Scientists should be studying peer review experiments, Squazzoni says, but they should also spend more time looking at the current incentive system for reviews. “We can gain more by changing incentives around peer review than by changing the different models of peer review.”
Right now, “peer review at its base is an altruistic community action,” the Know-Center’s Ross-Hellauer points out. Scientists volunteer to serve as reviewers, whether it’s because they believe in community service or they want to improve the scientific literature, he says.
But journals often have trouble finding enough reviewers. A report on the state of peer review found that the number of review requests that scientists receive is increasing, even though the current system doesn’t give them credit for their volunteer work. Squazzoni says peer review might be improved if publishers and employers acknowledged reviewers for their efforts.
One idea is to incorporate credit for reviewing papers into tenure and promotion evaluations. The website Publons helps scientists track when they have reviewed papers for a particular journal, says Andrew Preston, cofounder of the website. And scientists are interested in getting credit for their work. Publons has registered more than 500,000 researchers who have collectively reviewed over 3 million papers.

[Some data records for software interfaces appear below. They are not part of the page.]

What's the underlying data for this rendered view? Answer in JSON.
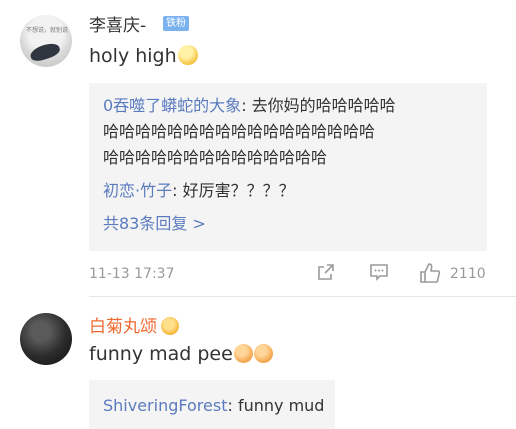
{
  "comment1": {
    "username": "李喜庆-",
    "badge": "铁粉",
    "avatar_caption": "不想说，就别说",
    "text": "holy high",
    "replies": {
      "r1_user": "0吞噬了蟒蛇的大象",
      "r1_text_line1": ": 去你妈的哈哈哈哈哈",
      "r1_line2": "哈哈哈哈哈哈哈哈哈哈哈哈哈哈哈哈哈",
      "r1_line3": "哈哈哈哈哈哈哈哈哈哈哈哈哈哈",
      "r2_user": "初恋·竹子",
      "r2_text": ": 好厉害？？？？",
      "more_label": "共83条回复 >"
    },
    "time": "11-13 17:37",
    "likes": "2110"
  },
  "comment2": {
    "username": "白菊丸颂",
    "text": "funny mad pee",
    "reply": {
      "user": "ShiveringForest",
      "text": ": funny mud"
    }
  },
  "colors": {
    "link": "#5b7bbf",
    "badge_bg": "#7ab1ef",
    "username2": "#f06a2f",
    "reply_bg": "#f4f4f4",
    "meta": "#999999"
  },
  "icons": {
    "share": "share-icon",
    "comment": "comment-icon",
    "like": "thumbs-up-icon",
    "emoji1": "smile-emoji-icon",
    "emoji2": "blush-emoji-icon",
    "crown": "crown-icon"
  }
}
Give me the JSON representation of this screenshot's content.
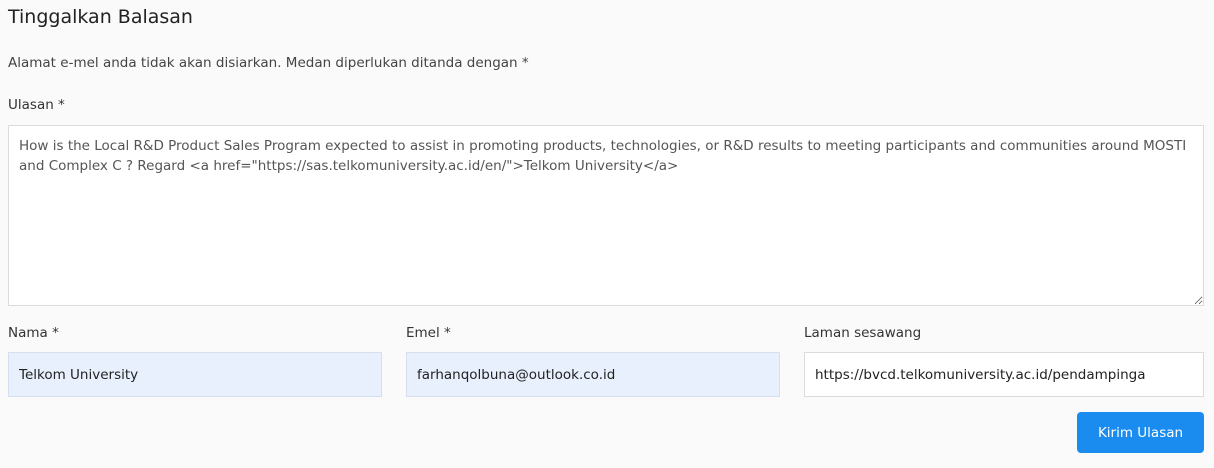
{
  "reply": {
    "title": "Tinggalkan Balasan",
    "notes": "Alamat e-mel anda tidak akan disiarkan. Medan diperlukan ditanda dengan *",
    "comment": {
      "label": "Ulasan *",
      "value": "How is the Local R&D Product Sales Program expected to assist in promoting products, technologies, or R&D results to meeting participants and communities around MOSTI and Complex C ? Regard <a href=\"https://sas.telkomuniversity.ac.id/en/\">Telkom University</a>"
    },
    "name": {
      "label": "Nama *",
      "value": "Telkom University"
    },
    "email": {
      "label": "Emel *",
      "value": "farhanqolbuna@outlook.co.id"
    },
    "website": {
      "label": "Laman sesawang",
      "value": "https://bvcd.telkomuniversity.ac.id/pendampinga"
    },
    "submit_label": "Kirim Ulasan"
  },
  "colors": {
    "accent": "#1a8cf0",
    "autofill_bg": "#e8f0fe",
    "page_bg": "#fafafa"
  }
}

Currently, the Royal Society of Chemistry’s journal RSC Advances has the third most reviews on Publons’s site, in part because RSC has integrated Publons citations into its review system, Preston says. That shows him chemists are interested in getting recognition for their reviews. But Publons hasn’t caught on in the larger chemistry community. “I see the field of chemistry as being more traditional,” he says.
Chemists’ conservatism extends beyond explicitly getting credit for reviewing papers. Surveys consistently show that chemists are more skeptical than other scientists about changing how peer review works.
In Ross-Hellauer’s survey, biologists and life scientists were more accepting of open peer review than chemists. “The differences in research cultures are very real,” he says.
The American Chemical Society, which publishes over 50 chemistry journals, is keeping a close eye on open peer review experiments but hasn’t jumped in yet, says Sarah Tegen, ACS’s vice president for global journals development. ACS publishes C&EN.
While ACS is constantly working to make its peer review system better, it hasn’t yet seen the chemistry community call for a shift away from the traditional approach, she says. “If people were beating down my door, I would say let’s go ahead.”
No surveys show why chemists might be more skeptical of open peer review than other fields. Nature’s Skipper thinks that the problem is not a fear of innovation, because she has seen chemists embrace other innovations, such as social media.
Fields like genomics and high-energy physics, with large, shared data sets, are forced to collaborate and tend to be more amenable to open peer review than chemists, F1000’s Lawrence says.
Another explanation for chemists’ skepticism of peer review experiments could be the highly competitive nature of chemistry. Keeping your work secret “is a way of generating advantage,” Squazzoni suggests.
Or the reason might be that there has been no real driver for change. “It could just be inertia in terms of shaking up the system,” says Johns Hopkins University chemistry professor J. D. Tovar, who studies organic semiconductors. “I haven’t had any issues that would cause me to rethink or revisit the philosophy behind peer review.”
As more chemists learn about open peer review, they might want to try new things. Skipper says she has watched the broader scientific community move toward more transparency in publishing with great satisfaction, especially in light of concerns about reproducibility and the public’s increasing skepticism of science. As part of that, journals have required researchers to deposit data in public portals and more openly disclose conflicts of interest, Skipper says.
“Just as we expect and request transparency from researchers, we should offer that parallel transparency in our own process.”
With additional reporting from Tien Nguyen.